I was floored when my friend then joined a branch of the military. I reminded him of how I felt, but told him I respected him. I respected him the way I respected my other friends who "joined the cause." I appreciated their devotion and the ends they wanted to bring, even though I knew that I was at odds with the means. I respected the long line of soldiers in my bloodline. Cousins in the army, grandfathers in the national guard and navy, great-grandfather in the civil war, etc. But it was different this time.

This friend had been in front of or beside me through every step of my spiritual growth since I was 18. We were always looking at the same Scriptures, debating the same issues, coming to better understand the same concepts. This was the first time I felt we were divided. But that's the way it is, you don't always see things the same way, and it is ok. It is part of being an individual, it rarely makes one person closer to or further from God. So I continued on my path and he on his. I came to see more and more clearly that war was not a part of God's plan for Christians. Little did I know that my friend was on the same track.

Recently, this same friend introduced me to a group of Christians who feel the same way. People who, through study of Jesus' teachings came to see that, as Paul put it "God has called you to peace" (Col. 3:15). The message we bring is the "Gospel of peace" (Eph. 6:15), Jesus said pray for and love your enemies (Matt. 5:38-48). Paul said do not repay the evil of your enemies, but feed them, give them a drink, be good to them (Rom. 12:17-21). This Church of Christ Peace Fellowship embraced the fact that Jesus, the apostles, and all the New Testament writers have nothing positive to say about war. Jesus may have said that taxes belong to Caesar but He also said that His servants would fight if His kingdom was of this world, but it is not (John 18:36).

This took me years to understand, and I have shared this message with those who would listen, but not with my daughter. Why? I don't know. We are still working on more basic Bible concepts I guess. Without my help, she came to the same conclusion. What brought her to it? Her love for others. One of her friends had a visit from her dad who is in the army. She cried when he dad left and shared with my daughter how much it hurt to worry about weather or not her father would die in some foreign country and never see her again.

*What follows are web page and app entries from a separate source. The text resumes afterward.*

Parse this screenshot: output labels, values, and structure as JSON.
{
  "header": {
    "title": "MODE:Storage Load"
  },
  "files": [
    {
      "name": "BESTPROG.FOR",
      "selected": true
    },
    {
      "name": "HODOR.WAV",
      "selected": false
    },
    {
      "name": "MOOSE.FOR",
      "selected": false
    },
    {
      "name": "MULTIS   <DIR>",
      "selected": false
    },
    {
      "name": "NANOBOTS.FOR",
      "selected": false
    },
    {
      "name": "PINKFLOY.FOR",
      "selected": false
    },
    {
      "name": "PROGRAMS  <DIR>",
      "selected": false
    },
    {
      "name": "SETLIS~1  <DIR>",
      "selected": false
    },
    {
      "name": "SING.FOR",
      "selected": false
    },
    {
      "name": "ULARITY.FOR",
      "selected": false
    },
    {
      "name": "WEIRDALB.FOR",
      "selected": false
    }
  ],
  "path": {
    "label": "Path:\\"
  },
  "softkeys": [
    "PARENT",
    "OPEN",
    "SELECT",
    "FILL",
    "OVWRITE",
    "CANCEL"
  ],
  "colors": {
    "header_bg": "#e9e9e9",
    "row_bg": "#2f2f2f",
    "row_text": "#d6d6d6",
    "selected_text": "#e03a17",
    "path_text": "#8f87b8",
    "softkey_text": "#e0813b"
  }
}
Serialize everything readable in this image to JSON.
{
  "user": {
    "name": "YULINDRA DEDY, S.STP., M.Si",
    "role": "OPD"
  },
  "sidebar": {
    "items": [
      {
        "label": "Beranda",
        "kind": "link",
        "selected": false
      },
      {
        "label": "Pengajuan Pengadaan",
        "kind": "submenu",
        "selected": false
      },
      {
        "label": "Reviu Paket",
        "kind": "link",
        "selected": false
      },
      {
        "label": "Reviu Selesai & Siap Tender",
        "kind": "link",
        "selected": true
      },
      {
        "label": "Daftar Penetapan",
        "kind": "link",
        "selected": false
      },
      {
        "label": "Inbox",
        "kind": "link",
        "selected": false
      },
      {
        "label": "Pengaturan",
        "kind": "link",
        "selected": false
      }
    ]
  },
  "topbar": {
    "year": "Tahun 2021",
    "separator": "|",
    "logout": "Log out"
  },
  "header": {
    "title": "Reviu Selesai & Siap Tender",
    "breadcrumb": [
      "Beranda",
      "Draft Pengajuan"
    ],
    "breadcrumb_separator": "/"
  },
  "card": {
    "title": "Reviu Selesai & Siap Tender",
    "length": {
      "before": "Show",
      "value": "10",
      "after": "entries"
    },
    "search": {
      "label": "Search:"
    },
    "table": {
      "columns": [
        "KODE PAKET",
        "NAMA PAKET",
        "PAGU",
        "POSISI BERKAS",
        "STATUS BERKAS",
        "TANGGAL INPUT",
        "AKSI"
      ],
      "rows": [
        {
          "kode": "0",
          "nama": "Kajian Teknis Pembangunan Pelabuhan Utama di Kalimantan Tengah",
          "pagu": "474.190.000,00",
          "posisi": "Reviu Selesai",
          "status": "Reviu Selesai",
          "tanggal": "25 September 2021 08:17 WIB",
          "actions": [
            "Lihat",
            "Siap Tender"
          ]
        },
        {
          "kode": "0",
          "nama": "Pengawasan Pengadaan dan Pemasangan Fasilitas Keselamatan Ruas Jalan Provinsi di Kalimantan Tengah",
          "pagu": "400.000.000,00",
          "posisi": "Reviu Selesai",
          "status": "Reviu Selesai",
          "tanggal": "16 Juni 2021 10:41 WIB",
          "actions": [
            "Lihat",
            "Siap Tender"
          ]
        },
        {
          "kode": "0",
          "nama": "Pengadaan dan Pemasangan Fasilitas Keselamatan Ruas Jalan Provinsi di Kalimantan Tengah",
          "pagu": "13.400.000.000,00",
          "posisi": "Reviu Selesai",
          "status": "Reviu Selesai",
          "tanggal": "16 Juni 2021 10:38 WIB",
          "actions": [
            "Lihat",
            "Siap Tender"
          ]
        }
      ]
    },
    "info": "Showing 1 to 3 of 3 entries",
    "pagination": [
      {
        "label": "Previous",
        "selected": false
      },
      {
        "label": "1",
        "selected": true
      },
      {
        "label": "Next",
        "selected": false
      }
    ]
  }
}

Here is the funny thing. Soldiers came to John the Baptist to be baptized, you know what he told them? "Do not extort money from anyone by threats or by false accusation, and be content with your wages" (Luke 3:14). Why did he not say don't go to war? I believe that it is because he did not want to say it was a damnable sin to go to war, and I am not saying that either. He set them on the path of righteousness, he directed them to Christ. Christ taught love as our defining mark (John 13:35), and love eventually teaches us that peace is to be honored above war. War may be a way to bring about some good things, but it is not the only way, it is not the best way, and it brings many bad things along the way.

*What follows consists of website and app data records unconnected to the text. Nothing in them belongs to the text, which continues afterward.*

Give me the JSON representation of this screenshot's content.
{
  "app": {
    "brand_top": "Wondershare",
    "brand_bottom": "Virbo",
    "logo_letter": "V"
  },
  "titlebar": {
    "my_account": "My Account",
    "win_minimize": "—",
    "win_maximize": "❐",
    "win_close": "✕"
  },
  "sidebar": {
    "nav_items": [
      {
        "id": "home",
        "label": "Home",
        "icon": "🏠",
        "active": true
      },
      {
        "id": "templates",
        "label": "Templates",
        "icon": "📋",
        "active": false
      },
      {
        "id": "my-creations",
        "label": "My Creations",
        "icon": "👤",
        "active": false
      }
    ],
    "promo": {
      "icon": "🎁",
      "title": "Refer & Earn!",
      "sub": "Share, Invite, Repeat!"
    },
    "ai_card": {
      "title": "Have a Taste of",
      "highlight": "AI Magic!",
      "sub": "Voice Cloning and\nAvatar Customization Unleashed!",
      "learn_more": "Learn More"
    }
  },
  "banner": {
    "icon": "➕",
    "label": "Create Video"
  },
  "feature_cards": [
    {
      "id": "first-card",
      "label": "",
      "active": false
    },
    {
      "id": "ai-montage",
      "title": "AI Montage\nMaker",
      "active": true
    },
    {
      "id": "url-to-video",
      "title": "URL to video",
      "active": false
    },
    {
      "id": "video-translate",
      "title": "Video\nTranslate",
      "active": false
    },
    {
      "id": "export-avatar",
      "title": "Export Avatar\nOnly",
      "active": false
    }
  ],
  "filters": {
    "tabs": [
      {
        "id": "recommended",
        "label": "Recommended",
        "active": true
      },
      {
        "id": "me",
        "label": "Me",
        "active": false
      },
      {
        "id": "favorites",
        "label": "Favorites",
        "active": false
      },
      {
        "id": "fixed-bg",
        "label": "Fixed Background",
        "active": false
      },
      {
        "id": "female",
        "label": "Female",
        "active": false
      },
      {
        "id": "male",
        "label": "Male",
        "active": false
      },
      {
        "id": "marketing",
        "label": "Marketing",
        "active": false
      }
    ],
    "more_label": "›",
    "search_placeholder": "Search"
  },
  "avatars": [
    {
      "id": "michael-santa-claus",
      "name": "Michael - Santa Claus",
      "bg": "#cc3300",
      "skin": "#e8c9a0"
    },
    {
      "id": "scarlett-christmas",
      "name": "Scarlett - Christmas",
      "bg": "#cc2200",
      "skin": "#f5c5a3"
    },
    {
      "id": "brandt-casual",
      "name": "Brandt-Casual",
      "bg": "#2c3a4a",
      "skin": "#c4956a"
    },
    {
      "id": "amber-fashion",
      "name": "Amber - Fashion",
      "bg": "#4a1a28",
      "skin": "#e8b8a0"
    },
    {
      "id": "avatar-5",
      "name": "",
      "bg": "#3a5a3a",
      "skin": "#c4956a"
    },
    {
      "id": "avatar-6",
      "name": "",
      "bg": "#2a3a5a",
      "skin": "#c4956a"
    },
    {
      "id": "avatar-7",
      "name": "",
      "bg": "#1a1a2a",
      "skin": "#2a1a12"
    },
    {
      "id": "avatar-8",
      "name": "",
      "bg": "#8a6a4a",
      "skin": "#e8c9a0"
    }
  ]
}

I have heard a thousand prayers offered up for those dying to buy our freedom, but brave men and women who died for a belief did not buy my freedom. Christ died for my sins, He freed me from sins (1 Cor. 15:3), He freed me for freedom sake (Gal. 5:1), and God rules in the kingdoms of men. So, spiritual, physical, and judicial freedom comes form Christ. It's time we thanked Him, It's time we were grateful enough for His sacrifice to take a look at what He thinks and feels about war, peace, and love. Maybe we should have the pure heart of a child, and love our fellow man enough to give peace a chance. 

Call me a hippie if you want, that's fine. But remember, I love our troops more than you or they will ever know, I love the Al-Qaeda, I love the Viet Cong, I love the African and South American drug lords, and I love each and every one of the people that all of these people hurt, mistreat, and kill. Most of all I love the bearded, sandal-wearing, peace preaching, sinner loving, big hearted, savior of us all, and I just want to be in His kingdom.

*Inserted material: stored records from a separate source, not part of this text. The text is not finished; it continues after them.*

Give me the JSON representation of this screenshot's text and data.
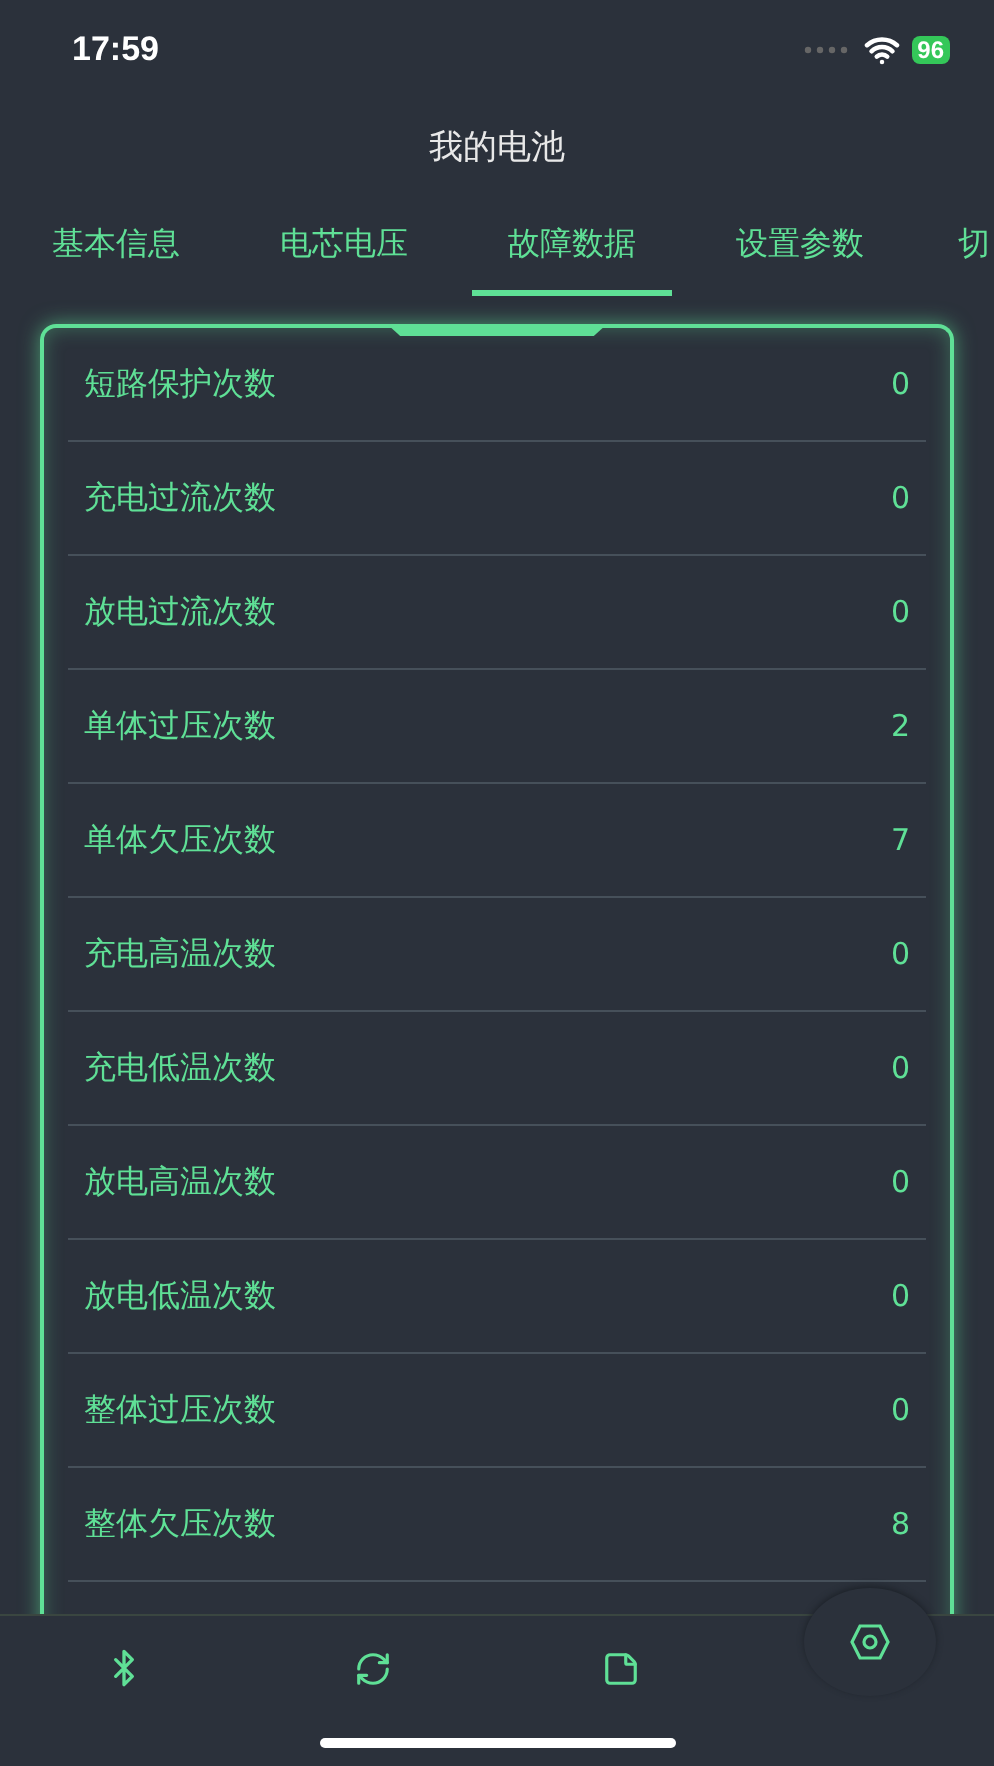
{
  "status_bar": {
    "time": "17:59",
    "battery": "96"
  },
  "title": "我的电池",
  "tabs": [
    {
      "label": "基本信息",
      "selected": false
    },
    {
      "label": "电芯电压",
      "selected": false
    },
    {
      "label": "故障数据",
      "selected": true
    },
    {
      "label": "设置参数",
      "selected": false
    },
    {
      "label": "切",
      "selected": false
    }
  ],
  "rows": [
    {
      "label": "短路保护次数",
      "value": "0"
    },
    {
      "label": "充电过流次数",
      "value": "0"
    },
    {
      "label": "放电过流次数",
      "value": "0"
    },
    {
      "label": "单体过压次数",
      "value": "2"
    },
    {
      "label": "单体欠压次数",
      "value": "7"
    },
    {
      "label": "充电高温次数",
      "value": "0"
    },
    {
      "label": "充电低温次数",
      "value": "0"
    },
    {
      "label": "放电高温次数",
      "value": "0"
    },
    {
      "label": "放电低温次数",
      "value": "0"
    },
    {
      "label": "整体过压次数",
      "value": "0"
    },
    {
      "label": "整体欠压次数",
      "value": "8"
    }
  ],
  "nav": [
    {
      "kind": "bluetooth",
      "selected": false
    },
    {
      "kind": "refresh",
      "selected": false
    },
    {
      "kind": "note",
      "selected": false
    },
    {
      "kind": "settings",
      "selected": true
    }
  ]
}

I'll chose a Dove over and Eagle any day.


  1. Awweaaahh....well written,Steven.:-)

  2. Very well said (:

    ...You give me too much credit...but I love you anyway....